Business continuity planning is essential for any organization, as we have experienced. The most recent revisions in the 22301 standard have provided clarity and streamlining; with less repetition of requirements that often caused confusion, it is much easier to navigate.  Although committing to an ISO certification may seem daunting, that commitment is what will make your business continuity plan most effective. Requirements such as the annual auditor’s visit are a great way to make sure you are implementing your plan and that it is not just sitting on a shelf. The other major benefit to ISO certification is the continual improvement requirements. It is not enough to meet the standard requirements each year; your organization must show improvement based on exercising your plan or implementing your plan in an incident. The revised ISO 22301 standard can be a valuable tool to help your organization build a strong, effective and repeatable business continuity program.

About the author

Maureen RoskoskiMaureen Roskoski is a Senior Professional at FEA with over twenty years of experience in facility management consulting.  Maureen is FEA’s internal Business Continuity Lead and helped FEA adopt business resilience as part of the company culture as we achieved ISO 22301 certification at FEA’s corporate office.  Maureen has worked with clients on continuity of operations plans (COOP), organizational assessments, FM technology process improvement, sustainability and resilience planning.  Maureen has facilitated drills, educational activities, and tabletop exercises and is an approved Instructor for industry associations, including IFMA and the Northwest Energy Efficiency Council, teaching adult continuing education courses. 

FMJ, the official magazine of the International Facility Management Association (IFMA), is written by and for workplace professionals and is published six times a year. FMJ is the only magazine that draws on the collective knowledge of IFMA’s global network of thought leaders to provide insights on current and upcoming FM trends. For more information on FMJ, visit www.ifma.org/fmj.

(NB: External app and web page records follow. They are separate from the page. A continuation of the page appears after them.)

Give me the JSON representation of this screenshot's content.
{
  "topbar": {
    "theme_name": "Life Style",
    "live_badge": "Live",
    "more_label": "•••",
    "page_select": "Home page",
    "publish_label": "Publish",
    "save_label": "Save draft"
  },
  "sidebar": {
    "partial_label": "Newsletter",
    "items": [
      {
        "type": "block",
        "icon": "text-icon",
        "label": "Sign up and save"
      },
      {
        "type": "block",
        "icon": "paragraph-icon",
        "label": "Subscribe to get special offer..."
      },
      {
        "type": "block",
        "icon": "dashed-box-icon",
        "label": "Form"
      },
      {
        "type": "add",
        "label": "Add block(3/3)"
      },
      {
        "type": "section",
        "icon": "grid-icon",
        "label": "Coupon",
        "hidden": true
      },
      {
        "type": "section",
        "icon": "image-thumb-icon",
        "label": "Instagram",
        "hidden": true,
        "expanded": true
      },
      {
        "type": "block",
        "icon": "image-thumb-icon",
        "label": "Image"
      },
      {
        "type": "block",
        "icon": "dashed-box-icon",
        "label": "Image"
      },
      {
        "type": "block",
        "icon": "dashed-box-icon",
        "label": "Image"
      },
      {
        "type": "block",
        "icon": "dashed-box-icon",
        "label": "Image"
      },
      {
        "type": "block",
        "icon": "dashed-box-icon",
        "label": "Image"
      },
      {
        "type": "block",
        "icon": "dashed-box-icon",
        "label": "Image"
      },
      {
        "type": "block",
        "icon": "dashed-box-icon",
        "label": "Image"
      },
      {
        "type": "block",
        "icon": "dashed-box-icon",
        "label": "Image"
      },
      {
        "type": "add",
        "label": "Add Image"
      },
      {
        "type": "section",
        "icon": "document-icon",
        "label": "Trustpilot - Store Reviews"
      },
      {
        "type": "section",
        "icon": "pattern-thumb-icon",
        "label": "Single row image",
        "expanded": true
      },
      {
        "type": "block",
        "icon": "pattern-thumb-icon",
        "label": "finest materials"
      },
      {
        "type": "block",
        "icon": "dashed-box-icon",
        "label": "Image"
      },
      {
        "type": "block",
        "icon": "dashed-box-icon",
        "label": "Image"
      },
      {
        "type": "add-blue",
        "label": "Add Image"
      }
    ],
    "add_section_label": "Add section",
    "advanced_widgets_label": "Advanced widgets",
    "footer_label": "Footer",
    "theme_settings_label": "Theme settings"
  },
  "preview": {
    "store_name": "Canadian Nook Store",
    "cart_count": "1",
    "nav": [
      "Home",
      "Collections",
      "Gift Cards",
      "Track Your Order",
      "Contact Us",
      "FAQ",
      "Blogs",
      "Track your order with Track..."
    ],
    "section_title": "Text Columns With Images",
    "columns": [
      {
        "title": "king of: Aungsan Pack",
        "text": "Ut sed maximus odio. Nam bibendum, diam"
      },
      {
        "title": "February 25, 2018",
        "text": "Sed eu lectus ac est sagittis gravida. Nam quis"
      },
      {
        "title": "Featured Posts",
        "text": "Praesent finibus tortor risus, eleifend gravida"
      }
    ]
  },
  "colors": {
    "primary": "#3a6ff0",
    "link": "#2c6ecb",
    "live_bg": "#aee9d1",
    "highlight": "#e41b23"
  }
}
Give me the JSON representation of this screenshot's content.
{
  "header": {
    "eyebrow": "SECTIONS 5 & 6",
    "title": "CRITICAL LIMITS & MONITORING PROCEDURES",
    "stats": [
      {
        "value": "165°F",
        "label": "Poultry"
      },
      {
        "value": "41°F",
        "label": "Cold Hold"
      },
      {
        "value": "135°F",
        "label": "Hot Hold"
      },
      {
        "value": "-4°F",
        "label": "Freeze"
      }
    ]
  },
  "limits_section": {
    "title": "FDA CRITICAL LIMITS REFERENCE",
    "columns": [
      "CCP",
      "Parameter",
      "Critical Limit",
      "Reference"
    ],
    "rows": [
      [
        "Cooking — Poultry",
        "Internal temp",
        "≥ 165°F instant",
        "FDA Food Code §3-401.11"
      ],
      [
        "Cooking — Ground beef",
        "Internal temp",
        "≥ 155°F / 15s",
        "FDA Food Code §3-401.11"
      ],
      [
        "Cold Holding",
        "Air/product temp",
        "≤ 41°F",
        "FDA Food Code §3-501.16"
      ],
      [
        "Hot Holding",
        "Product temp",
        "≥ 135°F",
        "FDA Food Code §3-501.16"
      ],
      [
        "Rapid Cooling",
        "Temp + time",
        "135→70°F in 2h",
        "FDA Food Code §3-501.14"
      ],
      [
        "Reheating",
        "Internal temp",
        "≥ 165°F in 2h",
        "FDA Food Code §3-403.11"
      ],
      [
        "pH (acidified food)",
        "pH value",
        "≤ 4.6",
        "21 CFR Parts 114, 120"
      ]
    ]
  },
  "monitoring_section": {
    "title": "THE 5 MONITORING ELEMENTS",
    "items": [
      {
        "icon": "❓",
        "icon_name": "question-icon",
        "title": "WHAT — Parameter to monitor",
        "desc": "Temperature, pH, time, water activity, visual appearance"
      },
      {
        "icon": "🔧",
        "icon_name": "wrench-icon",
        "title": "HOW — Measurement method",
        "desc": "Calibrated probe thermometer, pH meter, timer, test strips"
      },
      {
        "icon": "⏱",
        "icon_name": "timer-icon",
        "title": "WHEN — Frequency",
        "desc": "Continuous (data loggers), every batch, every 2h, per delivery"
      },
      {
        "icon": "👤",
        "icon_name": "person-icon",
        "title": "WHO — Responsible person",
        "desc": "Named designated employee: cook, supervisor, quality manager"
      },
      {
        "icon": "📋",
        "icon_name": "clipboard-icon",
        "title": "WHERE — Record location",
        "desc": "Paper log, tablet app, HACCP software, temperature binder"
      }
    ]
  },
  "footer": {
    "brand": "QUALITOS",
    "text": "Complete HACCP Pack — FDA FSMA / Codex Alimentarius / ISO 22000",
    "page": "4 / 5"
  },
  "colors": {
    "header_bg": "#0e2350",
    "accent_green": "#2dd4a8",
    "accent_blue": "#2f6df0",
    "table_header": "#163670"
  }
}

Articles in FMJ are the exclusive property of IFMA and are subject to all applicable copyright provisions. To view abstracts and articles not shown here, subscribe or order individual issues at www.ifma.org/fmj/subscribe. Direct questions on contributing, as well as on permission to reprint, reproduce or use FMJ materials, to Editor Erin Sevitz at erin.sevitz@ifma.org.

IFMA is the world’s largest and most widely recognized international association for facility management professionals, supporting 24,000 members in 104 countries. This diverse membership participates in focused component groups equipped to address their unique situations by region (133 chapters), industry (15 councils) and areas of interest (six communities). Together they manage more than 78 billion square feet of property and annually purchase more than US$526 billion in products and services. Formed in 1980, IFMA certifies professionals in facility management, conducts research, provides educational programs, content and resources, and produces World Workplace, the world’s largest series of facility management conferences and expositions. To join and follow IFMA’s social media outlets online, visit the association’s LinkedIn, Facebook, YouTube and Twitter pages. For more information, visit www.ifma.org.